[Extracted records]
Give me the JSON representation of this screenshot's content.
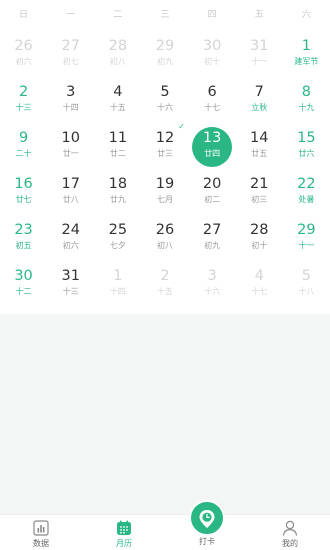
{
  "weekdays": [
    "日",
    "一",
    "二",
    "三",
    "四",
    "五",
    "六"
  ],
  "calendar": {
    "days": [
      {
        "day": "26",
        "lunar": "初六",
        "type": "other"
      },
      {
        "day": "27",
        "lunar": "初七",
        "type": "other"
      },
      {
        "day": "28",
        "lunar": "初八",
        "type": "other"
      },
      {
        "day": "29",
        "lunar": "初九",
        "type": "other"
      },
      {
        "day": "30",
        "lunar": "初十",
        "type": "other"
      },
      {
        "day": "31",
        "lunar": "十一",
        "type": "other"
      },
      {
        "day": "1",
        "lunar": "建军节",
        "type": "weekend"
      },
      {
        "day": "2",
        "lunar": "十三",
        "type": "weekend"
      },
      {
        "day": "3",
        "lunar": "十四",
        "type": "normal"
      },
      {
        "day": "4",
        "lunar": "十五",
        "type": "normal"
      },
      {
        "day": "5",
        "lunar": "十六",
        "type": "normal"
      },
      {
        "day": "6",
        "lunar": "十七",
        "type": "normal"
      },
      {
        "day": "7",
        "lunar": "立秋",
        "type": "festival"
      },
      {
        "day": "8",
        "lunar": "十九",
        "type": "weekend"
      },
      {
        "day": "9",
        "lunar": "二十",
        "type": "weekend"
      },
      {
        "day": "10",
        "lunar": "廿一",
        "type": "normal"
      },
      {
        "day": "11",
        "lunar": "廿二",
        "type": "normal"
      },
      {
        "day": "12",
        "lunar": "廿三",
        "type": "normal",
        "checked": true
      },
      {
        "day": "13",
        "lunar": "廿四",
        "type": "selected"
      },
      {
        "day": "14",
        "lunar": "廿五",
        "type": "normal"
      },
      {
        "day": "15",
        "lunar": "廿六",
        "type": "weekend"
      },
      {
        "day": "16",
        "lunar": "廿七",
        "type": "weekend"
      },
      {
        "day": "17",
        "lunar": "廿八",
        "type": "normal"
      },
      {
        "day": "18",
        "lunar": "廿九",
        "type": "normal"
      },
      {
        "day": "19",
        "lunar": "七月",
        "type": "normal"
      },
      {
        "day": "20",
        "lunar": "初二",
        "type": "normal"
      },
      {
        "day": "21",
        "lunar": "初三",
        "type": "normal"
      },
      {
        "day": "22",
        "lunar": "处暑",
        "type": "weekend"
      },
      {
        "day": "23",
        "lunar": "初五",
        "type": "weekend"
      },
      {
        "day": "24",
        "lunar": "初六",
        "type": "normal"
      },
      {
        "day": "25",
        "lunar": "七夕",
        "type": "normal"
      },
      {
        "day": "26",
        "lunar": "初八",
        "type": "normal"
      },
      {
        "day": "27",
        "lunar": "初九",
        "type": "normal"
      },
      {
        "day": "28",
        "lunar": "初十",
        "type": "normal"
      },
      {
        "day": "29",
        "lunar": "十一",
        "type": "weekend"
      },
      {
        "day": "30",
        "lunar": "十二",
        "type": "weekend"
      },
      {
        "day": "31",
        "lunar": "十三",
        "type": "normal"
      },
      {
        "day": "1",
        "lunar": "十四",
        "type": "other"
      },
      {
        "day": "2",
        "lunar": "十五",
        "type": "other"
      },
      {
        "day": "3",
        "lunar": "十六",
        "type": "other"
      },
      {
        "day": "4",
        "lunar": "十七",
        "type": "other"
      },
      {
        "day": "5",
        "lunar": "十八",
        "type": "other"
      }
    ]
  },
  "tabbar": {
    "data_label": "数据",
    "calendar_label": "月历",
    "checkin_label": "打卡",
    "mine_label": "我的"
  },
  "colors": {
    "accent": "#2ab784",
    "inactive_tab": "#666666",
    "muted_day": "#d4d4d4",
    "empty_area": "#f2f6f5"
  },
  "icons": {
    "data": "bar-chart-icon",
    "calendar": "calendar-icon",
    "checkin": "clock-pin-icon",
    "mine": "user-icon"
  }
}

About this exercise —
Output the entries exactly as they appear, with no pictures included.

Output for this task —
Give me the JSON representation of this screenshot's content.
{
  "weekdays": [
    "日",
    "一",
    "二",
    "三",
    "四",
    "五",
    "六"
  ],
  "calendar": {
    "days": [
      {
        "day": "26",
        "lunar": "初六",
        "type": "other"
      },
      {
        "day": "27",
        "lunar": "初七",
        "type": "other"
      },
      {
        "day": "28",
        "lunar": "初八",
        "type": "other"
      },
      {
        "day": "29",
        "lunar": "初九",
        "type": "other"
      },
      {
        "day": "30",
        "lunar": "初十",
        "type": "other"
      },
      {
        "day": "31",
        "lunar": "十一",
        "type": "other"
      },
      {
        "day": "1",
        "lunar": "建军节",
        "type": "weekend"
      },
      {
        "day": "2",
        "lunar": "十三",
        "type": "weekend"
      },
      {
        "day": "3",
        "lunar": "十四",
        "type": "normal"
      },
      {
        "day": "4",
        "lunar": "十五",
        "type": "normal"
      },
      {
        "day": "5",
        "lunar": "十六",
        "type": "normal"
      },
      {
        "day": "6",
        "lunar": "十七",
        "type": "normal"
      },
      {
        "day": "7",
        "lunar": "立秋",
        "type": "festival"
      },
      {
        "day": "8",
        "lunar": "十九",
        "type": "weekend"
      },
      {
        "day": "9",
        "lunar": "二十",
        "type": "weekend"
      },
      {
        "day": "10",
        "lunar": "廿一",
        "type": "normal"
      },
      {
        "day": "11",
        "lunar": "廿二",
        "type": "normal"
      },
      {
        "day": "12",
        "lunar": "廿三",
        "type": "normal",
        "checked": true
      },
      {
        "day": "13",
        "lunar": "廿四",
        "type": "selected"
      },
      {
        "day": "14",
        "lunar": "廿五",
        "type": "normal"
      },
      {
        "day": "15",
        "lunar": "廿六",
        "type": "weekend"
      },
      {
        "day": "16",
        "lunar": "廿七",
        "type": "weekend"
      },
      {
        "day": "17",
        "lunar": "廿八",
        "type": "normal"
      },
      {
        "day": "18",
        "lunar": "廿九",
        "type": "normal"
      },
      {
        "day": "19",
        "lunar": "七月",
        "type": "normal"
      },
      {
        "day": "20",
        "lunar": "初二",
        "type": "normal"
      },
      {
        "day": "21",
        "lunar": "初三",
        "type": "normal"
      },
      {
        "day": "22",
        "lunar": "处暑",
        "type": "weekend"
      },
      {
        "day": "23",
        "lunar": "初五",
        "type": "weekend"
      },
      {
        "day": "24",
        "lunar": "初六",
        "type": "normal"
      },
      {
        "day": "25",
        "lunar": "七夕",
        "type": "normal"
      },
      {
        "day": "26",
        "lunar": "初八",
        "type": "normal"
      },
      {
        "day": "27",
        "lunar": "初九",
        "type": "normal"
      },
      {
        "day": "28",
        "lunar": "初十",
        "type": "normal"
      },
      {
        "day": "29",
        "lunar": "十一",
        "type": "weekend"
      },
      {
        "day": "30",
        "lunar": "十二",
        "type": "weekend"
      },
      {
        "day": "31",
        "lunar": "十三",
        "type": "normal"
      },
      {
        "day": "1",
        "lunar": "十四",
        "type": "other"
      },
      {
        "day": "2",
        "lunar": "十五",
        "type": "other"
      },
      {
        "day": "3",
        "lunar": "十六",
        "type": "other"
      },
      {
        "day": "4",
        "lunar": "十七",
        "type": "other"
      },
      {
        "day": "5",
        "lunar": "十八",
        "type": "other"
      }
    ]
  },
  "tabbar": {
    "data_label": "数据",
    "calendar_label": "月历",
    "checkin_label": "打卡",
    "mine_label": "我的"
  },
  "colors": {
    "accent": "#2ab784",
    "inactive_tab": "#666666",
    "muted_day": "#d4d4d4",
    "empty_area": "#f2f6f5"
  },
  "icons": {
    "data": "bar-chart-icon",
    "calendar": "calendar-icon",
    "checkin": "clock-pin-icon",
    "mine": "user-icon"
  }
}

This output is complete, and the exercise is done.